▸ Data to examine:
-- Opening Marker --

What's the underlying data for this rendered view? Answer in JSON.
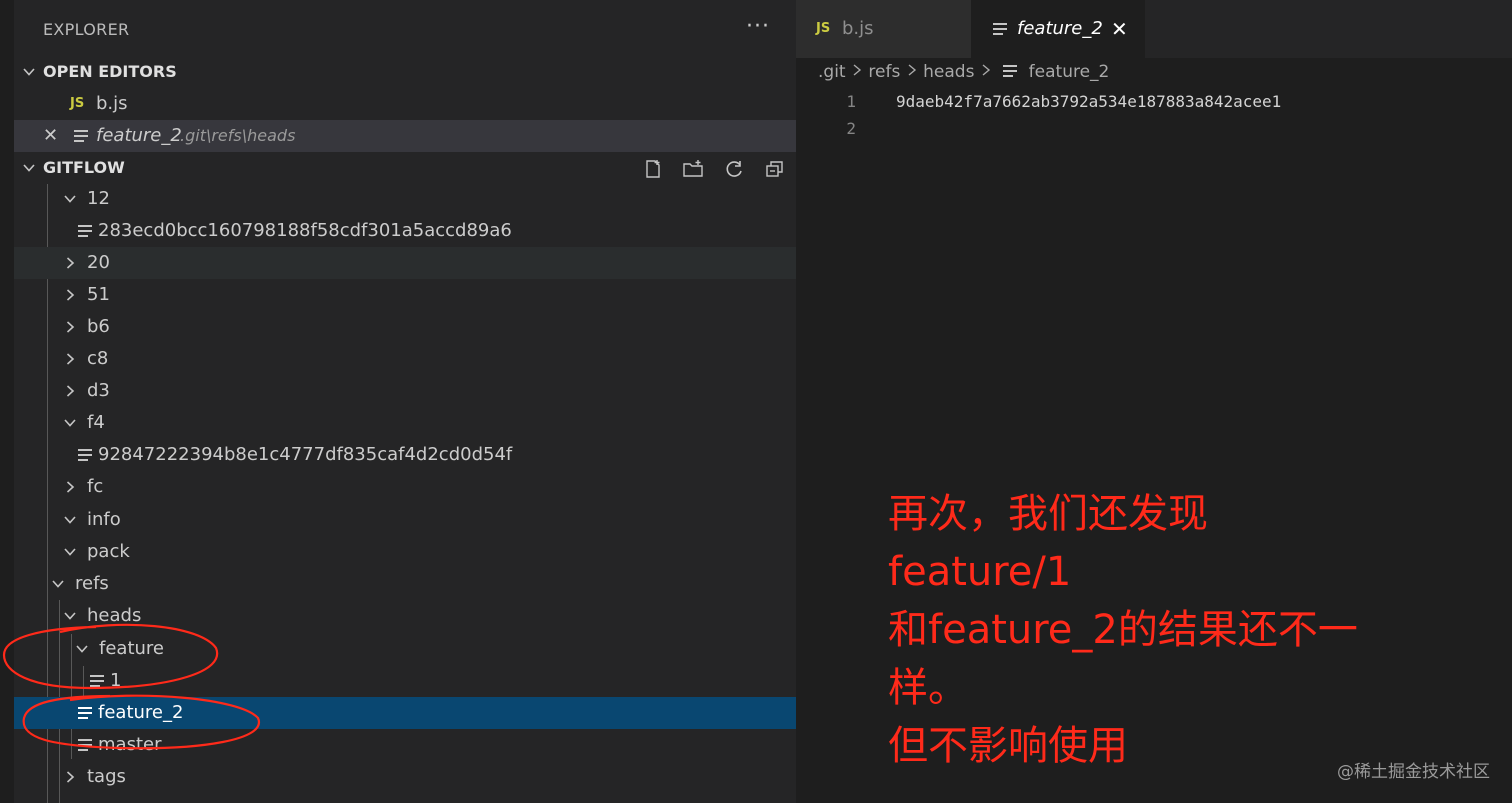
{
  "sidebar": {
    "title": "EXPLORER",
    "more": "···",
    "open_editors": {
      "label": "OPEN EDITORS",
      "items": [
        {
          "badge": "JS",
          "name": "b.js"
        },
        {
          "name": "feature_2",
          "path": ".git\\refs\\heads"
        }
      ]
    },
    "gitflow": {
      "label": "GITFLOW",
      "tree": [
        {
          "label": "12"
        },
        {
          "label": "283ecd0bcc160798188f58cdf301a5accd89a6"
        },
        {
          "label": "20"
        },
        {
          "label": "51"
        },
        {
          "label": "b6"
        },
        {
          "label": "c8"
        },
        {
          "label": "d3"
        },
        {
          "label": "f4"
        },
        {
          "label": "92847222394b8e1c4777df835caf4d2cd0d54f"
        },
        {
          "label": "fc"
        },
        {
          "label": "info"
        },
        {
          "label": "pack"
        },
        {
          "label": "refs"
        },
        {
          "label": "heads"
        },
        {
          "label": "feature"
        },
        {
          "label": "1"
        },
        {
          "label": "feature_2"
        },
        {
          "label": "master"
        },
        {
          "label": "tags"
        }
      ]
    }
  },
  "editor": {
    "tabs": [
      {
        "badge": "JS",
        "label": "b.js"
      },
      {
        "label": "feature_2",
        "close": "✕"
      }
    ],
    "breadcrumb": [
      ".git",
      "refs",
      "heads",
      "feature_2"
    ],
    "lines": [
      {
        "num": "1",
        "text": "9daeb42f7a7662ab3792a534e187883a842acee1"
      },
      {
        "num": "2",
        "text": ""
      }
    ]
  },
  "annotation": {
    "lines": [
      "再次，我们还发现",
      "feature/1",
      "和feature_2的结果还不一",
      "样。",
      "但不影响使用"
    ],
    "color": "#ff2a1a"
  },
  "watermark": "@稀土掘金技术社区",
  "colors": {
    "sidebar_bg": "#252526",
    "editor_bg": "#1e1e1e",
    "selection": "#094771",
    "js_badge": "#cbcb41"
  }
}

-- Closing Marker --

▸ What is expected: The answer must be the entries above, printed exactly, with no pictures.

▸ Task output:
What's the underlying data for this rendered view? Answer in JSON.
{
  "sidebar": {
    "title": "EXPLORER",
    "more": "···",
    "open_editors": {
      "label": "OPEN EDITORS",
      "items": [
        {
          "badge": "JS",
          "name": "b.js"
        },
        {
          "name": "feature_2",
          "path": ".git\\refs\\heads"
        }
      ]
    },
    "gitflow": {
      "label": "GITFLOW",
      "tree": [
        {
          "label": "12"
        },
        {
          "label": "283ecd0bcc160798188f58cdf301a5accd89a6"
        },
        {
          "label": "20"
        },
        {
          "label": "51"
        },
        {
          "label": "b6"
        },
        {
          "label": "c8"
        },
        {
          "label": "d3"
        },
        {
          "label": "f4"
        },
        {
          "label": "92847222394b8e1c4777df835caf4d2cd0d54f"
        },
        {
          "label": "fc"
        },
        {
          "label": "info"
        },
        {
          "label": "pack"
        },
        {
          "label": "refs"
        },
        {
          "label": "heads"
        },
        {
          "label": "feature"
        },
        {
          "label": "1"
        },
        {
          "label": "feature_2"
        },
        {
          "label": "master"
        },
        {
          "label": "tags"
        }
      ]
    }
  },
  "editor": {
    "tabs": [
      {
        "badge": "JS",
        "label": "b.js"
      },
      {
        "label": "feature_2",
        "close": "✕"
      }
    ],
    "breadcrumb": [
      ".git",
      "refs",
      "heads",
      "feature_2"
    ],
    "lines": [
      {
        "num": "1",
        "text": "9daeb42f7a7662ab3792a534e187883a842acee1"
      },
      {
        "num": "2",
        "text": ""
      }
    ]
  },
  "annotation": {
    "lines": [
      "再次，我们还发现",
      "feature/1",
      "和feature_2的结果还不一",
      "样。",
      "但不影响使用"
    ],
    "color": "#ff2a1a"
  },
  "watermark": "@稀土掘金技术社区",
  "colors": {
    "sidebar_bg": "#252526",
    "editor_bg": "#1e1e1e",
    "selection": "#094771",
    "js_badge": "#cbcb41"
  }
}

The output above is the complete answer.